PA 17-6—sSB 844

Public Health Committee


SUMMARY: This act makes various changes to HIV-related laws, including:

1. changing the time frames for testing pregnant women for syphilis and HIV, by requiring the second test for each condition to occur at different intervals during the third trimester;

2. renaming the Department of Public Health's (DPH) needle and syringe exchange programs as “syringe services programs” to conform to existing practice, and making various changes to such programs;

3. narrowing the topics that must be addressed in counseling that providers ordering HIV tests must offer to patients as needed; and

4. removing a provision that specifically allowed patients to refuse to receive an HIV test result.

The act also makes minor, technical, and conforming changes.

EFFECTIVE DATE: July 1, 2017, except a conforming change is effective October 1, 2017.


The act updates provisions on HIV and syphilis testing of pregnant women. It specifies that the same requirements for ordering blood testing for these purposes apply to physicians, advanced practice registered nurses, physician assistants, and nurse midwives when any such providers are giving prenatal care. It eliminates obsolete language that distinguished between physicians and other prenatal care providers who were not authorized to take blood tests.

Under prior law and the act, the provider generally must test the patient for HIV and syphilis twice during the pregnancy. The act updates the required time frame for the second test. The time frames under prior law and the act are shown in Table 1.

Table 1: Schedule of HIV and Syphilis Testing During Pregnancy

Prior Law

The Act

First Test

Within 30 days after the first prenatal examination

Same as prior law

Second Test

During the 26th to 28th week of the pregnancy or shortly thereafter

(A test taken at delivery did not meet these requirements.)

Syphilis test: no later than the 28th to 32nd week of the pregnancy

HIV test: no later than the 32nd to 36th week

(If there is no documentation of the second test when the woman presents for labor and delivery, the second test must occur at the delivery.)

The act specifies that a woman may be subjected to these tests only once during each of the prescribed timeframes.
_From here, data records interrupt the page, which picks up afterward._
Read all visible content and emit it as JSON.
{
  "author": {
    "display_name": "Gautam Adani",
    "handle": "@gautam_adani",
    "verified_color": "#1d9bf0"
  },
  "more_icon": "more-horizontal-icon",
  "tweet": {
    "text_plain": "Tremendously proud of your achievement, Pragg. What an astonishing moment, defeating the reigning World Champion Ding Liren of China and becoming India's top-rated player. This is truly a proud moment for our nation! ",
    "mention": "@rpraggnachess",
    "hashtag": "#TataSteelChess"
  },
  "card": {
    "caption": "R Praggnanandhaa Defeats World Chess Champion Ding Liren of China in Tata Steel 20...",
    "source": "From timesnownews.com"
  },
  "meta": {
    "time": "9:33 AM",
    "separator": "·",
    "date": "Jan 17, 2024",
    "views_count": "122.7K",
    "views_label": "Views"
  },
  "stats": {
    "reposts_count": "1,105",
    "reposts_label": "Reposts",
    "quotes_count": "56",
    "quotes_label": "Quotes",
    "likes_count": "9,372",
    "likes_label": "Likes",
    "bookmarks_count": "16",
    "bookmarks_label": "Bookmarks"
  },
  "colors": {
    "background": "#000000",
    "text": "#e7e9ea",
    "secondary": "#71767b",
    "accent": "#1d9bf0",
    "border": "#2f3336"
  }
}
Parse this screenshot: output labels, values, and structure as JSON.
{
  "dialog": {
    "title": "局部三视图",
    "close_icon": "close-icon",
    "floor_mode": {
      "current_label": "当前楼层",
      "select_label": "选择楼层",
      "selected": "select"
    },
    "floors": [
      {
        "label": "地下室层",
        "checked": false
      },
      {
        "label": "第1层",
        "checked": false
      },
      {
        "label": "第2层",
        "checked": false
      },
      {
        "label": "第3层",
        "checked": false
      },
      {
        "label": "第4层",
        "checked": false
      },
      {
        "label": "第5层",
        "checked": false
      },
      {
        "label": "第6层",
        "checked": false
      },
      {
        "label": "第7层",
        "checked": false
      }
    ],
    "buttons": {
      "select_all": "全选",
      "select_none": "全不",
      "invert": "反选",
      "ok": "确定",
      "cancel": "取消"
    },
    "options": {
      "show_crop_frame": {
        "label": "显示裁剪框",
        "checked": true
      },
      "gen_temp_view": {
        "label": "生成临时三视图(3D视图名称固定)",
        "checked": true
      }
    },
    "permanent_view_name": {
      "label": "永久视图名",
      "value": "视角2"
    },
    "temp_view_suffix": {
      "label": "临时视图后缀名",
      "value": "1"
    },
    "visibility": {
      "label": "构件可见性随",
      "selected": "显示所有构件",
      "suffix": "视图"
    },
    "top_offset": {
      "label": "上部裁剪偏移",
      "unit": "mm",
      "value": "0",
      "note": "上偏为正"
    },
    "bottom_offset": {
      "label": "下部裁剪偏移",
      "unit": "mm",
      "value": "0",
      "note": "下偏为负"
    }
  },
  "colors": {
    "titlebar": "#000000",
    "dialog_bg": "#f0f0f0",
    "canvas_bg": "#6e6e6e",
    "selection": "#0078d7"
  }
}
Under the act, the same requirements for consent for HIV testing apply as under existing law. Also, under existing law, unchanged by the act, (1) these provisions do not apply to women who object to a blood test on religious grounds and (2) the laboratory tests must be performed, on request, without charge by DPH.

The act also makes technical changes to these provisions.


Existing law requires DPH, within available appropriations, to establish syringe exchange programs to improve the health of people who inject drugs in any community impacted by HIV or hepatitis C. DPH may authorize the programs through local health departments or other organizations.

The act refers to these programs as “syringe services programs,” rather than “needle and syringe exchange programs” as under prior law, and makes conforming changes. It also broadens the scope of the programs. The act:

1. requires the programs to provide access to syringe exchanges, as well as providing exchanges directly as under prior law;

2. eliminates the requirement that program participants receive an equal number of needles and syringes for those returned; and

3. specifically requires the programs to provide for safe disposal of syringes.

Existing law requires these programs to offer education on HIV, hepatitis C, and drug overdose prevention measures. The act specifies that the education must include ways to reduce harm caused by HIV and hepatitis C.

Existing law also requires these programs to monitor certain program data for evaluation purposes. The act requires this monitoring annually and specifies that its purpose is to determine if there is a reduction in the program's results.


Under existing law, when communicating the results of an HIV test to a patient, the person who ordered the test generally must provide counseling or counseling referrals as needed, covering specified topics. The act eliminates the following from the list of required topics: (1) coping with the emotional consequences of learning the test result, (2) discrimination that could occur from disclosing the result, and (3) behavioral change to prevent transmitting or contracting HIV.

The act also eliminates provisions that:

1. specifically allowed patients to refuse to receive their test result and

2. required the person ordering the test to encourage patients to receive the result and to adopt behavioral changes to protect themselves and others from infection.